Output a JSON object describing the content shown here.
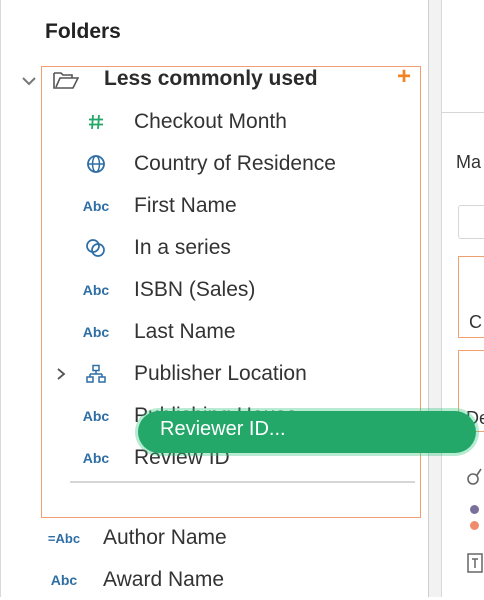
{
  "panel": {
    "title": "Folders"
  },
  "folder": {
    "name": "Less commonly used",
    "add_symbol": "+",
    "accent_color": "#f58220",
    "border_color": "#f0a070",
    "fields": [
      {
        "icon": "hash-icon",
        "icon_text": "#",
        "label": "Checkout Month"
      },
      {
        "icon": "globe-icon",
        "icon_text": "",
        "label": "Country of Residence"
      },
      {
        "icon": "abc-icon",
        "icon_text": "Abc",
        "label": "First Name"
      },
      {
        "icon": "set-icon",
        "icon_text": "",
        "label": "In a series"
      },
      {
        "icon": "abc-icon",
        "icon_text": "Abc",
        "label": "ISBN (Sales)"
      },
      {
        "icon": "abc-icon",
        "icon_text": "Abc",
        "label": "Last Name"
      },
      {
        "icon": "hierarchy-icon",
        "icon_text": "",
        "label": "Publisher Location"
      },
      {
        "icon": "abc-icon",
        "icon_text": "Abc",
        "label": "Publishing House"
      },
      {
        "icon": "abc-icon",
        "icon_text": "Abc",
        "label": "Review ID"
      }
    ]
  },
  "root_fields": [
    {
      "icon": "calculated-abc-icon",
      "icon_text": "=Abc",
      "label": "Author Name"
    },
    {
      "icon": "abc-icon",
      "icon_text": "Abc",
      "label": "Award Name"
    }
  ],
  "drag": {
    "label": "Reviewer ID...",
    "color": "#24a86a"
  },
  "right_pane": {
    "marks_label": "Ma",
    "c_label": "C",
    "d_label": "De"
  }
}
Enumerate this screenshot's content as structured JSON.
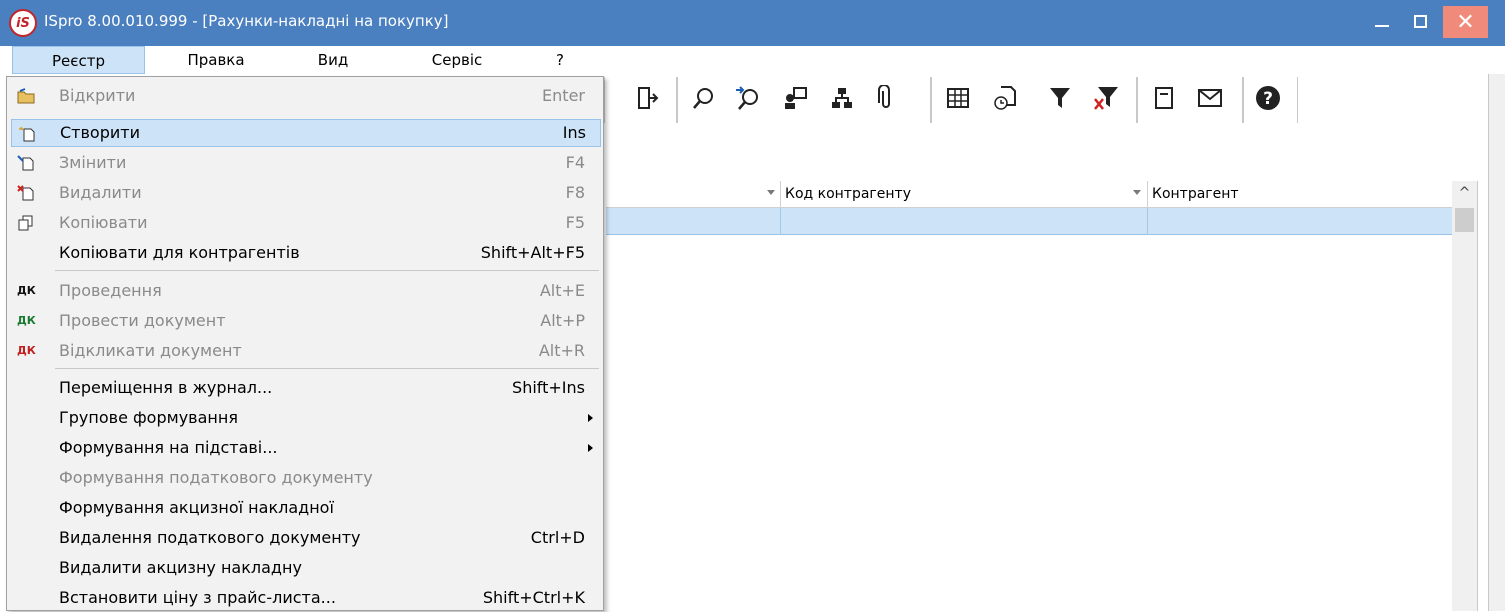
{
  "window": {
    "logo_text": "iS",
    "title": "ISpro 8.00.010.999 - [Рахунки-накладні на покупку]",
    "close_glyph": "✕"
  },
  "menubar": [
    {
      "label": "Реєстр",
      "active": true
    },
    {
      "label": "Правка"
    },
    {
      "label": "Вид"
    },
    {
      "label": "Сервіс"
    },
    {
      "label": "?"
    }
  ],
  "toolbar": {
    "icons": [
      "exit-icon",
      "search-icon",
      "search-next-icon",
      "user-card-icon",
      "hierarchy-icon",
      "attachment-icon",
      "table-icon",
      "doc-clock-icon",
      "filter-icon",
      "filter-clear-icon",
      "note-icon",
      "mail-icon",
      "help-icon"
    ]
  },
  "grid": {
    "columns": [
      {
        "label": "",
        "sortable": true
      },
      {
        "label": "Код контрагенту",
        "sortable": true
      },
      {
        "label": "Контрагент",
        "sortable": false
      }
    ],
    "scroll_up_glyph": "^"
  },
  "dropdown": {
    "items": [
      {
        "label": "Відкрити",
        "shortcut": "Enter",
        "disabled": true,
        "icon": "open-folder-icon"
      },
      {
        "label": "Створити",
        "shortcut": "Ins",
        "disabled": false,
        "selected": true,
        "icon": "new-doc-icon"
      },
      {
        "label": "Змінити",
        "shortcut": "F4",
        "disabled": true,
        "icon": "edit-doc-icon"
      },
      {
        "label": "Видалити",
        "shortcut": "F8",
        "disabled": true,
        "icon": "delete-doc-icon"
      },
      {
        "label": "Копіювати",
        "shortcut": "F5",
        "disabled": true,
        "icon": "copy-icon"
      },
      {
        "label": "Копіювати для контрагентів",
        "shortcut": "Shift+Alt+F5",
        "disabled": false
      },
      {
        "separator": true
      },
      {
        "label": "Проведення",
        "shortcut": "Alt+E",
        "disabled": true,
        "icon": "posting-icon",
        "icon_text": "ДК"
      },
      {
        "label": "Провести документ",
        "shortcut": "Alt+P",
        "disabled": true,
        "icon": "post-doc-icon",
        "icon_text": "ДК"
      },
      {
        "label": "Відкликати документ",
        "shortcut": "Alt+R",
        "disabled": true,
        "icon": "revoke-doc-icon",
        "icon_text": "ДК"
      },
      {
        "separator": true
      },
      {
        "label": "Переміщення в журнал...",
        "shortcut": "Shift+Ins",
        "disabled": false
      },
      {
        "label": "Групове формування",
        "shortcut": "",
        "disabled": false,
        "submenu": true
      },
      {
        "label": "Формування на підставі...",
        "shortcut": "",
        "disabled": false,
        "submenu": true
      },
      {
        "label": "Формування податкового документу",
        "shortcut": "",
        "disabled": true
      },
      {
        "label": "Формування акцизної накладної",
        "shortcut": "",
        "disabled": false
      },
      {
        "label": "Видалення податкового документу",
        "shortcut": "Ctrl+D",
        "disabled": false
      },
      {
        "label": "Видалити акцизну накладну",
        "shortcut": "",
        "disabled": false
      },
      {
        "label": "Встановити ціну з прайс-листа...",
        "shortcut": "Shift+Ctrl+K",
        "disabled": false
      }
    ]
  }
}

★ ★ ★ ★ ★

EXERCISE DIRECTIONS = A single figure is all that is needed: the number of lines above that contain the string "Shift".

EXERCISE RESPONSE = 3